Gaddafi and Lady Gaga
Libyan leader Muammar Gaddafi salutes his armed forces during a parade in Tripoli September 7. The parade marked the revolution's 30th anniversary and the opening of an Organisation of African Unity (OAU) summit.

A Libyan armed convoy of vehicles, believed to be mainly made up of Tuareg tribesmen fighting for Muammar Gaddafi, has crossed into Niger, according to reports.

The convoy is thought to be in the town of Agadez and sources say the fugitive Libyan leader and his sons might be among the convoy, which was denied by his spokesman, who insist the colonel is still in Libya and has vowed to fight to death.

"He is in a place that will not be reached by those fractious groups, and he is in Libya," Moussa Ibrahim told Syrian-based Arrai TV.

Despite Ibrahim's claims, many say that with the National Transitional Council's forces now in control of Tripoli and focusing on Gaddafi's remaining forces in Sirte, Bani Walid and Sabha, the dictator might have fled.

Sources from France and Niger told Reuters the convoy, made up of 200 to 250 vehicles, arrived in Agadez Monday evening, escorted by the army of Niger, but AFP later reported its sources citing a convoy of only "several dozen vehicles,"

"I saw an exceptionally large and rare convoy of several dozen vehicles enter Agadez from Arlit... and go towards Niamey," the capital of Niger, a source told the AFP.

"There are persistent rumours that Gaddafi or one of his sons are travelling in the convoy," the source added.
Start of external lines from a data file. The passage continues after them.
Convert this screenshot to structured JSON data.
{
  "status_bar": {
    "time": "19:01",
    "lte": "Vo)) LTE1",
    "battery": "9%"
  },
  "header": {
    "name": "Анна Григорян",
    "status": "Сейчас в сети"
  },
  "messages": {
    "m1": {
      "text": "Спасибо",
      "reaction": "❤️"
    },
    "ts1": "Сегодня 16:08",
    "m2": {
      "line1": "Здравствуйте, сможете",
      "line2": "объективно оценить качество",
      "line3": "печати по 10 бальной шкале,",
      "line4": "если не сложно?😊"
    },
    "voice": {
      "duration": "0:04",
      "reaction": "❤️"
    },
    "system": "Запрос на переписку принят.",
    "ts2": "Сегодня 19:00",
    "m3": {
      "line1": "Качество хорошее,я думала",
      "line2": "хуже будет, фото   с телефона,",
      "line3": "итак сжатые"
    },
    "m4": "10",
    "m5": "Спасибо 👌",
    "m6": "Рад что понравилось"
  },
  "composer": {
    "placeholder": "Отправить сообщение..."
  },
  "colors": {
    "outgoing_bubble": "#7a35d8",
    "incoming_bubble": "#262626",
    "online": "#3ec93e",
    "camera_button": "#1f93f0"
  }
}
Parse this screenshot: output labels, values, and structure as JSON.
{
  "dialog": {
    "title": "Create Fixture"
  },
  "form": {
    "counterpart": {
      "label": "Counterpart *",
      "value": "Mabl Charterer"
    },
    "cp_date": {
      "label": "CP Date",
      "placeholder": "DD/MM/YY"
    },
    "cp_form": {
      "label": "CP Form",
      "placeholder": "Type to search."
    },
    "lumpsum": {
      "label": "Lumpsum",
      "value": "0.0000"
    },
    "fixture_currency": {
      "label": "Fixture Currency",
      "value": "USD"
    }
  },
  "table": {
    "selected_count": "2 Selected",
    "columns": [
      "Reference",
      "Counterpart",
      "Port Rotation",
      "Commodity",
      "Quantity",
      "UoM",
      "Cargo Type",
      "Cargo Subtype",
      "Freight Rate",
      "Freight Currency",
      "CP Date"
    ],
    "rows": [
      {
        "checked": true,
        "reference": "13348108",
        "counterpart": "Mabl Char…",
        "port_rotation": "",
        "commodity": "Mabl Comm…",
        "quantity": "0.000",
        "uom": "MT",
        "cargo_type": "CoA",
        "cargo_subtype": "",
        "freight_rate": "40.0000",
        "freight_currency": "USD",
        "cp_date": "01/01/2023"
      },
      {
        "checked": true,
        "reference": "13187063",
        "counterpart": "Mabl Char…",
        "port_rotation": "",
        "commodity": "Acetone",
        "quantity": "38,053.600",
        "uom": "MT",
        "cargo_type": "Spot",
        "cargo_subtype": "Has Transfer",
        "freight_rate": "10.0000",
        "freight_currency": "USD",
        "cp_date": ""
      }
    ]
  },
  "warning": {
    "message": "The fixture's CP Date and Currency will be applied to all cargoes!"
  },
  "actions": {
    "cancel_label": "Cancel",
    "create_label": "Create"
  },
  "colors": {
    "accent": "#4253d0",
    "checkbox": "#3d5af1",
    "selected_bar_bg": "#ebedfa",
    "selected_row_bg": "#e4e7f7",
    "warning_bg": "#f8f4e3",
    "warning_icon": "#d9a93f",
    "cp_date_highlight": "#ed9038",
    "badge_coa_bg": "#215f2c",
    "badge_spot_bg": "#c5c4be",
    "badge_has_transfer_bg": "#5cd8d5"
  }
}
Officials from the Gaddafi regime reportedly entered Niger Sunday, including the former leader's internal security chief Mansour Daw, who was previously thought to be in Bani Walid.

Many believed that Gaddafi could indeed be in the convoy as Niger's neighbour, Burkina Faso, has offered him asylum.